Most writers agree that no one, other than the NY Times bestsellers, makes money writing books. One measure of wealth is the acquisition of assets. If like me, you’ve experienced the agony of downsizing, you may appreciate how getting rid of stuff may be more difficult than accumulating it. Seven years ago, we sold the ten-room house we had owned for thirty-three years. It had a cellar, a garage, and a shed. All filled with stuff.
The plan was for us to frolic half the time in St. John in a darling cottage in Coral Bay overlooking Hurricane Hole. The remainder of the time we would spend on outer Cape Cod in a vintage trailer, affectionately known as the tindominium. Two back-to-back category five-plus hurricanes levered our plans in St. John, then the pandemic knocked Plan B off the map. So, we live small, have gotten used to it, and our refuge has become the huge natural world of beaches and trails outside our tiny tindo.
But sometimes I miss stuff. I see an ad for an antique desk on Facebook and I want it. Or the emerald green velvet fainting couch at a local antique shop.
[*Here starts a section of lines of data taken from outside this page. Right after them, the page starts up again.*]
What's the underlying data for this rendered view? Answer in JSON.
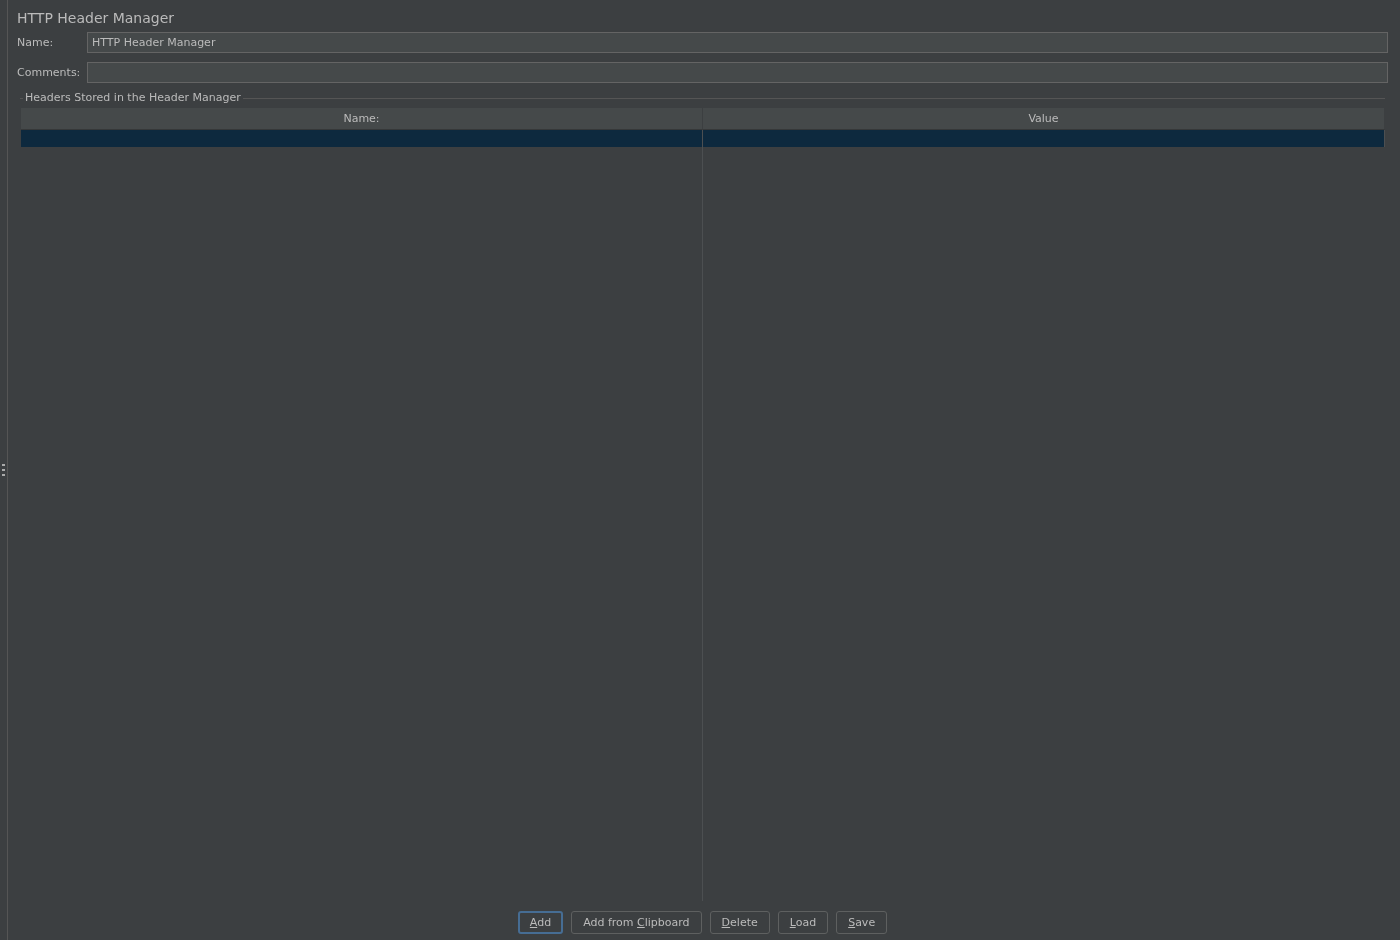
{
  "panel": {
    "title": "HTTP Header Manager"
  },
  "fields": [
    {
      "label": "Name:",
      "value": "HTTP Header Manager"
    },
    {
      "label": "Comments:"
    }
  ],
  "group": {
    "title": "Headers Stored in the Header Manager"
  },
  "table": {
    "columns": [
      "Name:",
      "Value"
    ],
    "rows": [
      {
        "selected": true
      }
    ]
  },
  "buttons": [
    {
      "segments": [
        {
          "text": "A",
          "underlined": true
        },
        {
          "text": "dd",
          "underlined": false
        }
      ],
      "focused": true
    },
    {
      "segments": [
        {
          "text": "Add from ",
          "underlined": false
        },
        {
          "text": "C",
          "underlined": true
        },
        {
          "text": "lipboard",
          "underlined": false
        }
      ],
      "focused": false
    },
    {
      "segments": [
        {
          "text": "D",
          "underlined": true
        },
        {
          "text": "elete",
          "underlined": false
        }
      ],
      "focused": false
    },
    {
      "segments": [
        {
          "text": "L",
          "underlined": true
        },
        {
          "text": "oad",
          "underlined": false
        }
      ],
      "focused": false
    },
    {
      "segments": [
        {
          "text": "S",
          "underlined": true
        },
        {
          "text": "ave",
          "underlined": false
        }
      ],
      "focused": false
    }
  ]
}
Sometimes I miss having a big house with tall ceilings and windows I could decorate. I don’t want to buy a bigger house or any of the stuff I admire, but still, there is a longing. A longing that is fulfilled by my life as a writer.
I’ve learned asset acquisition doesn’t require a bill of sale or a deed. My imagination appropriates whichever asset I am currently enchanted by, sometimes slightly obsessed with, and gives it to one of my characters in my work-in-progress.
That villa in No Virgin Island where Sabrina Salter first saw the body of a dead man slung back onto a hammock next to an octagonal pool? It was my favorite place to escape to on St. John for vacations for decades and the one house in the world I would buy if it were still standing.
I am drawn to an antique Greek revival home on the back roads near me. The sun casts shadows on it at the end of the day that entice me to break in and see what it looks like inside. Rather than becoming a criminal, I gave the house to Rick, a hardened homicide cop, whose life inside his gentile home showcases his softer side. I googled the house and found photos from the last sale. Then I redecorated it for Rick.
Olivia Rose was born to have a conservatory, so I gave her one in a beautiful Tudor home located on Moss Hill in Jamaica Plain, Boston. I filled the conservatory with plants and furniture I love, and coincidentally so does Olivia. (You’ll have an opportunity soon to visit Olivia’s conservatory but that’s also a blog for another day.)
When I first saw the snazzy Jeep Rubicons people drive in to Cape Cod from urban areas (a blog for another day), I knew Nora O’Brien, the newbie lawyer, daughter of Danny O’Brien of Oh Danny Girl had to have one and she did.
I decorate houses in my books, dress characters in clothes I never could or would wear, have as much pleasure as if I had personally acquired them. I never have buyer’s remorse and don’t spend a penny. I never have to agonize about whether they spark joy or not. I have wealth only a writer can gain. The only price I pay is exercising my imagination.
How do you use your imagination to bring joy into your writing?